Handel did not give a full opera season in the winter of 1735/36, probably because he felt unable to compete with the Opera of the Nobility while Farinelli continued to be their star asset, even though Handel’s previous season at Covent Garden had apparently been successful. However, when the wedding of the Prince of Wales was announced for the spring of 1736, Handel no doubt saw it as his duty to contribute to the celebrations, despite the prince’s coolness towards him. On 12 May 1736 he accordingly produced Atalanta
at Covent Garden. It has a pastoral setting, and tells how King Meleagro (disguised as a shepherd) and Aminta (a real shepherd) each pursue and finally win the women whom they love.

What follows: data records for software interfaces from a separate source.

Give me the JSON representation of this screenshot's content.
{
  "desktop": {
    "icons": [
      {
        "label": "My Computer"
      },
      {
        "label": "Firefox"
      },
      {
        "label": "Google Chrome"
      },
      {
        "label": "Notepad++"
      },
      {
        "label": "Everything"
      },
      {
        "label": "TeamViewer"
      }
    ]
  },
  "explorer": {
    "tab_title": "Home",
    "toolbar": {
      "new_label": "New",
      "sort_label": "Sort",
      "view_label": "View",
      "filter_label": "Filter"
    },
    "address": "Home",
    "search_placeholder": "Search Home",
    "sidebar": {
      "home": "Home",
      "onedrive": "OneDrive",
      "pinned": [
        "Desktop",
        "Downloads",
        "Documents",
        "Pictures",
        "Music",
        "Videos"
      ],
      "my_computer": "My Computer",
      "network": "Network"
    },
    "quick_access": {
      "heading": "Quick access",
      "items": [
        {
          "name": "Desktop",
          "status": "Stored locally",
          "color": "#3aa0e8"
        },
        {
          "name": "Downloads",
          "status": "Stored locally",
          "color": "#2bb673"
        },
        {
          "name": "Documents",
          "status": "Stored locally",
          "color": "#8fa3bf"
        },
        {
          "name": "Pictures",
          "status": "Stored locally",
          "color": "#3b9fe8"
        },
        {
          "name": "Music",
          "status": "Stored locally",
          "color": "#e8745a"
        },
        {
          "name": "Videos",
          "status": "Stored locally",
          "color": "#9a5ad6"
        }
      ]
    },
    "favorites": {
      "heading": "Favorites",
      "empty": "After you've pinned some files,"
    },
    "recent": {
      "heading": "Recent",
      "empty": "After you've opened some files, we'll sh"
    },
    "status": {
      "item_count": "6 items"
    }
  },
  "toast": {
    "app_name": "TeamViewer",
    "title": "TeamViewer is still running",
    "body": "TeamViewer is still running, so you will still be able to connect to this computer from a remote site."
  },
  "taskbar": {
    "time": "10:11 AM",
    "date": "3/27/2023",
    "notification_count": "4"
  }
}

The princess Atalanta is the object of Meleagro’s affections. The opera is generally light-hearted, as befits a wedding celebration, but has moments of unexpected emotional depth. The festive element is apparent in the trumpet fanfares of the finale, where they accompany a firework display, and in the Overture, which is the nearest Handel came to writing a concerto for solo trumpet. The first two movements are in fact based on the trumpet overture which opens the Deuxième Production
of Telemann’s Musique de table
, a source of many of Handel’s borrowings. Handel ingeniously paraphrases the original, though never quite making it typical of his own style. Telemann makes no contribution to the sprightly final gavotte, however.
from notes by Anthony Hicks © 2000